Ukraine: Parliament Should Reject Intrusive NGO Measure
In response to a draft law that would require anti-corruption organizations in Ukraine and their staff members to make detailed financial disclosures to authorities, Freedom House issued the following statement:
“Ukraine’s Rada should reject the draft law that under the guise of ‘transparency' would bring intrusive government monitoring of NGOs, activists, and their families,” said Matthew Schaaf, project director for Ukraine and Eurasia LGBTI Initiatives. “The measure, draft law 5318, makes anti-corruption organizations potential targets for government intimidation and harassment.”
Draft law 5318, introduced by Rada Deputy Yuri Derevyanko on October 28, calls for the National Anticorruption Bureau to develop a list of civic organizations working on preventing or combating corruption.
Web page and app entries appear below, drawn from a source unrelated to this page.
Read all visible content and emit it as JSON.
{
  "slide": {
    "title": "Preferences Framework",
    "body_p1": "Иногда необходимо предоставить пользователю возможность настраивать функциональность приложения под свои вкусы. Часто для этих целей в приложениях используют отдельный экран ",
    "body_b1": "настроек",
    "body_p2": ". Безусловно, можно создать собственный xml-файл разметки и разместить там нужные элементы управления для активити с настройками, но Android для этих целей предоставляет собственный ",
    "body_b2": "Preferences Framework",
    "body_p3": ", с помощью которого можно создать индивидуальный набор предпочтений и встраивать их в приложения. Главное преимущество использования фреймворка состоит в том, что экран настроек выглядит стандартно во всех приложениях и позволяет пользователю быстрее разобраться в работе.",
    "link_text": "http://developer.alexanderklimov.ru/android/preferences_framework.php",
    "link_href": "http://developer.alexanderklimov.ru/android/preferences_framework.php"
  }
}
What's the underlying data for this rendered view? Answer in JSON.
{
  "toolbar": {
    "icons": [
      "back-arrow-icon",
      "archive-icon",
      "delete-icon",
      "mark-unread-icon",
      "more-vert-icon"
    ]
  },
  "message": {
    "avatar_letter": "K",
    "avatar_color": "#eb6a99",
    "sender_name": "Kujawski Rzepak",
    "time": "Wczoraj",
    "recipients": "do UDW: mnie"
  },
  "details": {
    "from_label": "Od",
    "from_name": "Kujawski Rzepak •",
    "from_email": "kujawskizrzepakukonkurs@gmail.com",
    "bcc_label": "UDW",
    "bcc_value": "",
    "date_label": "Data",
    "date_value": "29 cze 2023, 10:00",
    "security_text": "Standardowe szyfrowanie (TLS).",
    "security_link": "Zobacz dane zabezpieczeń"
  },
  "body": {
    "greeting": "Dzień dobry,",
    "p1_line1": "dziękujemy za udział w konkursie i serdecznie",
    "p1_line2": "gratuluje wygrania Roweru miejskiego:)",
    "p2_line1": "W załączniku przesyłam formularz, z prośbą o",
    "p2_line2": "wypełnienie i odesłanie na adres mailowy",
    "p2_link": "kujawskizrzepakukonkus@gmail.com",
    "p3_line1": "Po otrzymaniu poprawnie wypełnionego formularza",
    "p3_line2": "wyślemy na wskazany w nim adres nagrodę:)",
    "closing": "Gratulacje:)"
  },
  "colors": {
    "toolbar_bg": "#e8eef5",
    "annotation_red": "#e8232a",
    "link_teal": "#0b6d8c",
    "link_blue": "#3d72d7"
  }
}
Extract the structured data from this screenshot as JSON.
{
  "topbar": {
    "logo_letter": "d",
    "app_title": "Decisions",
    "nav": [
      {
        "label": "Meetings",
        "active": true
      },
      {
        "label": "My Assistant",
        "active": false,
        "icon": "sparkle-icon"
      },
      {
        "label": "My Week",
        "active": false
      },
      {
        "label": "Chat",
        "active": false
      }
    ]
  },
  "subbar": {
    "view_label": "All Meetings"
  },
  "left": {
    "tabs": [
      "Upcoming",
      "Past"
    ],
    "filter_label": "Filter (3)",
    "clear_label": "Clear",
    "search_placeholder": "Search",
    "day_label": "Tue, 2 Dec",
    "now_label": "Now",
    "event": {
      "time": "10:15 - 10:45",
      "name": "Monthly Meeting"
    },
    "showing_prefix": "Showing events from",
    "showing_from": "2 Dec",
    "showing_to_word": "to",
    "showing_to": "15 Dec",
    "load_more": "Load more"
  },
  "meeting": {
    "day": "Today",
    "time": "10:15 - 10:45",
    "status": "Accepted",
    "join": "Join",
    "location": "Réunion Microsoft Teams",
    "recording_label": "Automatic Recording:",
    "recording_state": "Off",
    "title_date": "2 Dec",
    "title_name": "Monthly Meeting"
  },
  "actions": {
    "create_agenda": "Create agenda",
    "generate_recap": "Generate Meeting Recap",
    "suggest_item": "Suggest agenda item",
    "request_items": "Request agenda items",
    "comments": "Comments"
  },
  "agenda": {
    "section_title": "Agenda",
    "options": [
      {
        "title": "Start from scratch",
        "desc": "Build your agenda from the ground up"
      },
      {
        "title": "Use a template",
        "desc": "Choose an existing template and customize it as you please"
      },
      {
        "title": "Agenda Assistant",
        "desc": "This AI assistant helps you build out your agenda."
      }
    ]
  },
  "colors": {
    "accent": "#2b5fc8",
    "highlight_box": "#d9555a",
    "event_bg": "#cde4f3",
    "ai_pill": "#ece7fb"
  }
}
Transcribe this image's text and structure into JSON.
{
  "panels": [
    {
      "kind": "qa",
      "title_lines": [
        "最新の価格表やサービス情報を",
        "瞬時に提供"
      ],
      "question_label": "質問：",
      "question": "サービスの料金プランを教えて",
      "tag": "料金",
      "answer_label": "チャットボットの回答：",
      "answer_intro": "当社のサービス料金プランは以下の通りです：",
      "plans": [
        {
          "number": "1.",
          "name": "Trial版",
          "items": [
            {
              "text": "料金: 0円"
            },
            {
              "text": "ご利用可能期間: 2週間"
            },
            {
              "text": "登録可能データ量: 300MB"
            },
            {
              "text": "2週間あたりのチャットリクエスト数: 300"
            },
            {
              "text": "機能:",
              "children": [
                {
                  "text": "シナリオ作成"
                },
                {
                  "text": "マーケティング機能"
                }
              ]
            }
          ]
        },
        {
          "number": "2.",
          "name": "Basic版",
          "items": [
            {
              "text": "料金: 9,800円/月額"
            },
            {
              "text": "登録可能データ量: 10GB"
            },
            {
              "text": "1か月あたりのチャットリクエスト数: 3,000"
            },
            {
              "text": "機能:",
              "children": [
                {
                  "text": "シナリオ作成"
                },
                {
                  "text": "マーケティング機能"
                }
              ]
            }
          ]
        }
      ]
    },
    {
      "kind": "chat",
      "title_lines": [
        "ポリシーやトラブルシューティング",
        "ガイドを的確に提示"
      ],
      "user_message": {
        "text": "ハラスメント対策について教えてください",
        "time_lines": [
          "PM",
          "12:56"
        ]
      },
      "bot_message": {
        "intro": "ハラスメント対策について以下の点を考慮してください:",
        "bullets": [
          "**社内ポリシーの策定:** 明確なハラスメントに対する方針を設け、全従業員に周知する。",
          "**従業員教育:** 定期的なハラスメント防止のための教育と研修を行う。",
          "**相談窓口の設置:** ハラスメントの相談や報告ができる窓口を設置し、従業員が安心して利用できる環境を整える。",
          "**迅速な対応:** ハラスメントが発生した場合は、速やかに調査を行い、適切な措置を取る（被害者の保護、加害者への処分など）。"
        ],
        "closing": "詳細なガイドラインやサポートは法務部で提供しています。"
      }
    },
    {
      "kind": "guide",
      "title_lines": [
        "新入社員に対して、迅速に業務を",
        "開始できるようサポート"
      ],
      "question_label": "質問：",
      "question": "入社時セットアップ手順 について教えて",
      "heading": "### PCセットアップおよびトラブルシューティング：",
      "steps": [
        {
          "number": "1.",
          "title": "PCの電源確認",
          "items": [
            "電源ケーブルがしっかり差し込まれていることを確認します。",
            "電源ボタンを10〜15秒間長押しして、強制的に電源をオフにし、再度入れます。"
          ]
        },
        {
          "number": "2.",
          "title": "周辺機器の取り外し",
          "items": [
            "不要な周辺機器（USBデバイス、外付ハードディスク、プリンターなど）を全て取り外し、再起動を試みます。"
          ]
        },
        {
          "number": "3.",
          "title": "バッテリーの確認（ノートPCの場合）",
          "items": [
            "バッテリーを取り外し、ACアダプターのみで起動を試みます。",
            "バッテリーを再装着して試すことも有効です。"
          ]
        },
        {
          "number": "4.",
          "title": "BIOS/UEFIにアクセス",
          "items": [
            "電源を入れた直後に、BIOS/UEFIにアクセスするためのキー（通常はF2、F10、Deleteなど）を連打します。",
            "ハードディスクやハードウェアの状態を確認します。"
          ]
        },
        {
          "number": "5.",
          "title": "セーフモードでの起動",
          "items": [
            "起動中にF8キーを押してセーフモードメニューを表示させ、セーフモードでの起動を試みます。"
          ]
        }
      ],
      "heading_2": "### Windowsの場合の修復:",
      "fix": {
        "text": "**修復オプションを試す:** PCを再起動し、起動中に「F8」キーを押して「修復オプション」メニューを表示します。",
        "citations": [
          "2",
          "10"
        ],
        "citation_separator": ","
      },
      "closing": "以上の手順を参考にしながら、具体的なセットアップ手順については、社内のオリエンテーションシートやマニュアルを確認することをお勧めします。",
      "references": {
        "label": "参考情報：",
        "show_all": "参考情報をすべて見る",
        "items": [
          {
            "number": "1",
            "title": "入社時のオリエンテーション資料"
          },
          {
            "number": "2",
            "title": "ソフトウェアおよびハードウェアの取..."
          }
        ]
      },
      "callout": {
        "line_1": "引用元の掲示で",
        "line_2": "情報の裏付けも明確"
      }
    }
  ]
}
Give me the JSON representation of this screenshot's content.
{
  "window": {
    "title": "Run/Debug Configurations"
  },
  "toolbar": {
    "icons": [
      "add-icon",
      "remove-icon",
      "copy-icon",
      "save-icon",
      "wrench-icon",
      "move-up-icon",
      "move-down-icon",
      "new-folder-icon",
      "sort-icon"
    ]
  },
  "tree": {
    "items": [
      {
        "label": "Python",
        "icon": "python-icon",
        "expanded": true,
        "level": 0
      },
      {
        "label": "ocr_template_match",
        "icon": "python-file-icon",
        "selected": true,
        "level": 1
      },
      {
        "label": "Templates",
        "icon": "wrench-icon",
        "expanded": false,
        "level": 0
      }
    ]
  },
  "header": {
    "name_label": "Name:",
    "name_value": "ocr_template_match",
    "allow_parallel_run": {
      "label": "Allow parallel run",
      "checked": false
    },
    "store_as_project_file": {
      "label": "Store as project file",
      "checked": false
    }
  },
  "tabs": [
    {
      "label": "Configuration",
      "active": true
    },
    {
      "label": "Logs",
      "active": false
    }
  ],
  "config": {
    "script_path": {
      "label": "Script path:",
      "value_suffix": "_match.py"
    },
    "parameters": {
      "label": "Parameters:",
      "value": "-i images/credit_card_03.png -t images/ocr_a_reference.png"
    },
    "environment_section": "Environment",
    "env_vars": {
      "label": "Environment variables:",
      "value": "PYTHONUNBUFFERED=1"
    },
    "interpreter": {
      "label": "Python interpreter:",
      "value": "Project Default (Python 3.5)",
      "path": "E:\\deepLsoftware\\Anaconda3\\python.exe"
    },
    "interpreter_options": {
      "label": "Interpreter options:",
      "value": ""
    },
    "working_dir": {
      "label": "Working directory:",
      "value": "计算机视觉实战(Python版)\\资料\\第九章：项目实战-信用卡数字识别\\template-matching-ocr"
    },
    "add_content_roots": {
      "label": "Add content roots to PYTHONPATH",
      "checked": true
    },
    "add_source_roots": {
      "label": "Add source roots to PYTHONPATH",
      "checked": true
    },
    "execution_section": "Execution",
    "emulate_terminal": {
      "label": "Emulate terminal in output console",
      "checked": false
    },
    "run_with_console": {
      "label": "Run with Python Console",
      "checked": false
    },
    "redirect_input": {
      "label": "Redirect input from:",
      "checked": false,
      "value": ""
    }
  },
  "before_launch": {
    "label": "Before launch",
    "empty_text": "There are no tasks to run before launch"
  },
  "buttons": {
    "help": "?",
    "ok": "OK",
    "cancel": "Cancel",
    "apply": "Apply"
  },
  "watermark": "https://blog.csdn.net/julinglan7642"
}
Employees and others paid by the organizations, such as consultants, would be required to submit public declarations of income and assets as well as provide declarations of the income and assets of their family members, much the same as Rada Deputies, judges, and other government officials are now required. Derevyanko told reporters the law targeted “fake activists” and would encourage international donors to “contribute more, if they knew that everything was accountable and transparent.”
Ukraine is rated Partly Free in Freedom in the World 2016, Partly Free in Freedom of the Press 2016, Partly Free in Freedom on the Net 2015, and receives a democracy score of 4.68 on a scale of 1 to 7, with 7 being the worst possible score, in Nations in Transit 2016.
Freedom House is an independent watchdog organization that supports democratic change, monitors the status of freedom around the world, and advocates for democracy and human rights.